What to Do Before, During, and After Donating Blood
June 14th is world blood donor day, and with donation day right around the corner, you may be excited to participate.
Although exciting, donating blood can make you feel a bit anxious. Luckily, donating blood is not nearly as scary or complicated as it sounds.
Eating Iron-rich foods, drinking plenty of water, and relaxing are a few simple tips for a successful donation. Keep reading for more helpful information on what to do before, during, and after donating blood.
Prior to donating, you can do a few things to ensure your blood draw is safe, effortless, and overall successful.
In advance of preparing for donation, pre-qualify yourself by ensuring you meet the following criteria.
- You are generally healthy and feeling well.
- You are between the ages of 18 and 65.
- You do not have any infections.
- You have not received a vaccination within two weeks.
- You meet weight requirements
- Females must weigh at least 110 pounds
- Males must weigh at least 121 pounds.
Make an Appointment
Once you have determined your qualification, you can then schedule an appointment.
Many donation centers accept walk-ins; however, an appointment will get you in and out faster.
Eat Healthily and Hydrate
What you eat before donating blood can either help or hinder your experience.
It is best to eat foods high in iron and vitamin C, avoid fatty foods and stay hydrated.
Blood consists of approximately %35 Iron and %50 water; therefore, donating could result in anemia or dehydration if the body does not have sufficient iron and water.
Iron-rich foods will restore iron loss, and vitamin C helps the body absorb the iron.
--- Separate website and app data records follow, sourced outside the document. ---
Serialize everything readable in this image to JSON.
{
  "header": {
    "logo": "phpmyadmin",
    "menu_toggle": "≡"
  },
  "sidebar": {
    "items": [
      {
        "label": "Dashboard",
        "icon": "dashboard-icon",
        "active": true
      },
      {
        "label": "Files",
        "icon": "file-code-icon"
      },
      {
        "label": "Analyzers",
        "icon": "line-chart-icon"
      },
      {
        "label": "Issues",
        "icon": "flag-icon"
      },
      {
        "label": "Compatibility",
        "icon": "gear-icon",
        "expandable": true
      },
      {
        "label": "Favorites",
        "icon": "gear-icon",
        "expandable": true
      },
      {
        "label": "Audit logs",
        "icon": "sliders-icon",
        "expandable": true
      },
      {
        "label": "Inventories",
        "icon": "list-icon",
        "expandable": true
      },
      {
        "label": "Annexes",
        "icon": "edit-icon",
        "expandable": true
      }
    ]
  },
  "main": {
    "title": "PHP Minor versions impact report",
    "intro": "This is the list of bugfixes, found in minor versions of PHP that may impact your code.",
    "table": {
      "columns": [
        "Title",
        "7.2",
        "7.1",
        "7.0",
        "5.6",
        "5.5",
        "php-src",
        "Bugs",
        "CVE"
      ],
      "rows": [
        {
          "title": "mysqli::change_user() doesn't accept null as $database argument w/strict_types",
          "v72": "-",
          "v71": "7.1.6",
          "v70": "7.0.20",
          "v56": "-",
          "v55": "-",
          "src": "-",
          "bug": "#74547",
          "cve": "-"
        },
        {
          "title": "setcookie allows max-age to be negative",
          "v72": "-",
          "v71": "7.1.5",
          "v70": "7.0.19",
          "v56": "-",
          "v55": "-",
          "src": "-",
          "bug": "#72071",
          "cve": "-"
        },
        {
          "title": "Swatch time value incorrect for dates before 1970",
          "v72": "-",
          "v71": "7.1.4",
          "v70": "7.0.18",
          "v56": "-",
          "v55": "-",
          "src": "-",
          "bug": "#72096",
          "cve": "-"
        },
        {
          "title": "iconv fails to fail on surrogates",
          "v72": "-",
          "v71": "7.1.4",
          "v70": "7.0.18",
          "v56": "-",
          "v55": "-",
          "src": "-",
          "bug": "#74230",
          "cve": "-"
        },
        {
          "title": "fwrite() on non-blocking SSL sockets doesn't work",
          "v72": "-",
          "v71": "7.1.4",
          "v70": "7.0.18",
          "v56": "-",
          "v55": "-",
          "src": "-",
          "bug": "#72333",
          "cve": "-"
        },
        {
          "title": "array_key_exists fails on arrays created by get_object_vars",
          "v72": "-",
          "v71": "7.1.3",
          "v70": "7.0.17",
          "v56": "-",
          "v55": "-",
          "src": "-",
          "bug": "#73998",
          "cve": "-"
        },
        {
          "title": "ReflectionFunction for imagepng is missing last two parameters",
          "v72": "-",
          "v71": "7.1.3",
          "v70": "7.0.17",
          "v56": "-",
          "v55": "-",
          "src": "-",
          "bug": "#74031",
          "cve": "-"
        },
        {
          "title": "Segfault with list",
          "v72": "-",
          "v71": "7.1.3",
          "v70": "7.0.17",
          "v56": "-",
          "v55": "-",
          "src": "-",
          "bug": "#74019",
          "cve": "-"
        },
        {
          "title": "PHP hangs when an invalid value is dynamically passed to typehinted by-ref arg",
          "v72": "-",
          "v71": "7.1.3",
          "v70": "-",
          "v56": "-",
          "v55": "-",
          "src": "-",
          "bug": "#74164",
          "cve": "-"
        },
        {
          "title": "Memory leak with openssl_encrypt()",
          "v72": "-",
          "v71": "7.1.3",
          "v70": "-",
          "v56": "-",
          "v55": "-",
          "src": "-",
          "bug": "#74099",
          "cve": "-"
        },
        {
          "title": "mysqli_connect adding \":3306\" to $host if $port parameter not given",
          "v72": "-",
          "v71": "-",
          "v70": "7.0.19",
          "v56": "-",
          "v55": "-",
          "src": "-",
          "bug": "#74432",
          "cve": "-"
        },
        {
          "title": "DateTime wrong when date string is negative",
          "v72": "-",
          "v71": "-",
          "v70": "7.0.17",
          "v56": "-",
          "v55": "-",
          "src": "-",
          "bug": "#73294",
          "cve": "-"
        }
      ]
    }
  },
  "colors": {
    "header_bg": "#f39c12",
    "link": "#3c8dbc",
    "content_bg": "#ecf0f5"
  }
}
Additionally, avoid fatty foods because they have high lipid content, making testing the blood for infection difficult.
Here, you can find more information on the role of nutrition in blood donation.
Avoid Strenuous Activity
Light exercises like walking or stretching are generally ok before donating blood. However, strenuous activities like lifting weights should be avoided for 24 hours before donating.
After physical activity, the body works hard to recover and replenish any lost fluids, vitamins, and minerals.
Since blood donation can also be taxing on the body, you will want to be well-rested and avoid activities that cause additional strain or healing; otherwise, dizziness, fainting, or adverse reactions may occur.
Avoid Pills, Alcohol, and Tobacco
Cigarettes, alcohol, and some medications can stay in your bloodstream for hours. Therefore, any trace amounts of these substances can be passed onto the individual receiving your donation once blood is given.
Donors should abstain from using these substances for at least 12 hours before donating blood.
Recreational drug users will be disqualified from donation with the exclusion of marijuana. For more information on donating as a cannabis user, here is a more in-depth article from Veriheal.
When donation day arrives, you may feel nervous or uncertain about your first visit.
Fortunately, the donation process is quite simple, and you can change your mind at any time.
Upon entering the donation center, you will be greeted and asked to sign in. Then, depending on the location, the receptionist may guide you to a self-check-in kiosk or have you fill out paperwork.
During check-in, you will be asked for identification cards and proof of residency documentation.
Complete a Health Screening
A health screening is required before every donation; however, your first visit will include a physical performed by a medical professional.
The health screening at subsequent visits will more than likely be a questionnaire that asks how you are feeling physically and mentally.
If you have provided your documentation, been deemed healthy, and are approved to participate, you will be escorted to a private area to start the physical donation.
A phlebotomist will make sure you are comfortable and begin drawing blood intravenously.
The extraction may take up to 60 minutes for whole blood donation, and plasma donation may take up to 120 minutes.
Since donation can be lengthy, it is best to try to relax and enjoy the quiet.
Most donors spend this time reading a book, doing a crossword puzzle, watching videos, or surfing the web.
If you change your mind, feel uneasy or ill, you can let a phlebotomist know, and they will stop the donation immediately.
The general suggestions for post-donation care are similar to the preparation accompanied by a few additions.
- Have a healthy snack rich in iron and vitamin C
- Avoid alcohol for 24 hours
- Don’t overexert yourself
- Avoid smoking for at least two hours
- Leave the bandage on for four hours, then wash with soap and water
- Be proud of your contribution
Donating blood for the first time can be an exciting yet nerve-wracking experience. However, with the correct preparation, execution, and aftercare, your donation will leave you feeling great and proud of your life-saving donation.